were so sad, they did not seem hers: she evidently regarded what
she had heard as every syllable true.

The master had retired to rest before we came in. Cathy stole to
his room to inquire how he was; he had fallen asleep. She
returned, and asked me to sit with her in the library. We took our
tea together; and afterwards she lay down on the rug, and told me
not to talk, for she was weary. I got a book, and pretended to
read. As soon as she supposed me absorbed in my occupation, she
recommenced her silent weeping: it appeared, at present, her
favourite diversion. I suffered her to enjoy it a while; then I
expostulated: deriding and ridiculing all Mr. Heathcliff's
assertions about his son, as if I were certain she would coincide.
Alas! I hadn't skill to counteract the effect his account had
produced: it was just what he intended.

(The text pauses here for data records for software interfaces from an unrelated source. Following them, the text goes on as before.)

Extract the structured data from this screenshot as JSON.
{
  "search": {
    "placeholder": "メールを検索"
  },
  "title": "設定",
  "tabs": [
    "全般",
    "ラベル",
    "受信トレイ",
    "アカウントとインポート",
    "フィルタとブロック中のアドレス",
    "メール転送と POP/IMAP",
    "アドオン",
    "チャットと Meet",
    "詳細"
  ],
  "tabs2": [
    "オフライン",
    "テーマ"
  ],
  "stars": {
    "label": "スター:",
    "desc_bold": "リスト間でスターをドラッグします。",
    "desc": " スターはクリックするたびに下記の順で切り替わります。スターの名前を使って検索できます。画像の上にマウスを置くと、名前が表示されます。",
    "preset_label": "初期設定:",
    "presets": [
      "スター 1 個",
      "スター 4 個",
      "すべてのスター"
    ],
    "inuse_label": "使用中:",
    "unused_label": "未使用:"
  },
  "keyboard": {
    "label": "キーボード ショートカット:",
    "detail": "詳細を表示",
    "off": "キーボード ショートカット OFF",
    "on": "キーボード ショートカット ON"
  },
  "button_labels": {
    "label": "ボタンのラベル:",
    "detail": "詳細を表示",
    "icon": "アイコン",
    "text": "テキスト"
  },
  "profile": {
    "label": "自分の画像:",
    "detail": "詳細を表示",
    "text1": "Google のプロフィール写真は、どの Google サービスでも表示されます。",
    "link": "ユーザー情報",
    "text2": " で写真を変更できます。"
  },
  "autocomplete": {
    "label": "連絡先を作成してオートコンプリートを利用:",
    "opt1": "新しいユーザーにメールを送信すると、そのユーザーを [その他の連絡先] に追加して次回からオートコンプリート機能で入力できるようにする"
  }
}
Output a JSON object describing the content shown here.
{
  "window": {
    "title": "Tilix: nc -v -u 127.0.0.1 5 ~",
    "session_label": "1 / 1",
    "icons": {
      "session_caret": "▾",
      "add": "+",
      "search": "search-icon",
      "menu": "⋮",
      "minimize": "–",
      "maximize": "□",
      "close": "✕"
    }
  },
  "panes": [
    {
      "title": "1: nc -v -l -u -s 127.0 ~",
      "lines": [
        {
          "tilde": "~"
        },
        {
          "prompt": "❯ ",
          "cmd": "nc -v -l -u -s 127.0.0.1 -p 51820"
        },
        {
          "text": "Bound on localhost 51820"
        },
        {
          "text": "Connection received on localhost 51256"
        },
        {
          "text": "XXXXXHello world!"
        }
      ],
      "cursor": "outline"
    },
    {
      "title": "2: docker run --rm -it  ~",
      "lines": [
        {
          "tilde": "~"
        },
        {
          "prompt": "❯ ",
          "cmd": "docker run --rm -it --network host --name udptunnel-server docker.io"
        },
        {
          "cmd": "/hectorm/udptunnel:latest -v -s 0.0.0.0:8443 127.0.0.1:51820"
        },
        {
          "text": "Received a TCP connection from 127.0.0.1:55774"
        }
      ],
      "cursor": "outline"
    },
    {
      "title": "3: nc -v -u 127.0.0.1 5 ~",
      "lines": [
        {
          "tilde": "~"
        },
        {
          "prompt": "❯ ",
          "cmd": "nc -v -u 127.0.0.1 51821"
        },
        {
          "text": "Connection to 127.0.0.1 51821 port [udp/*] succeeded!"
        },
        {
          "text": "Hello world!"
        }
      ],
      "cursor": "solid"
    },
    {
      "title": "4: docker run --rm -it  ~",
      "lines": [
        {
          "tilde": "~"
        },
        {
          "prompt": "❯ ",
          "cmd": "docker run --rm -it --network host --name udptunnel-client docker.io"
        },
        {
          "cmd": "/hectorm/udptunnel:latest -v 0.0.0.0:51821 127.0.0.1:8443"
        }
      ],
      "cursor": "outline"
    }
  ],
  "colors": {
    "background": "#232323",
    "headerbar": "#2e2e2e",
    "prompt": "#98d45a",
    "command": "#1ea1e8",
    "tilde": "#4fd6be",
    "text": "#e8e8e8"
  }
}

'You may be right, Ellen,' she answered; 'but I shall never feel at
ease till I know. And I must tell Linton it is not my fault that I
don't write, and convince him that I shall not change.'

What use were anger and protestations against her silly credulity?
We parted that night - hostile; but next day beheld me on the road
to Wuthering Heights, by the side of my wilful young mistress's
pony. I couldn't bear to witness her sorrow: to see her pale,
dejected countenance, and heavy eyes: and I yielded, in the faint
hope that Linton himself might prove, by his reception of us, how
little of the tale was founded on fact.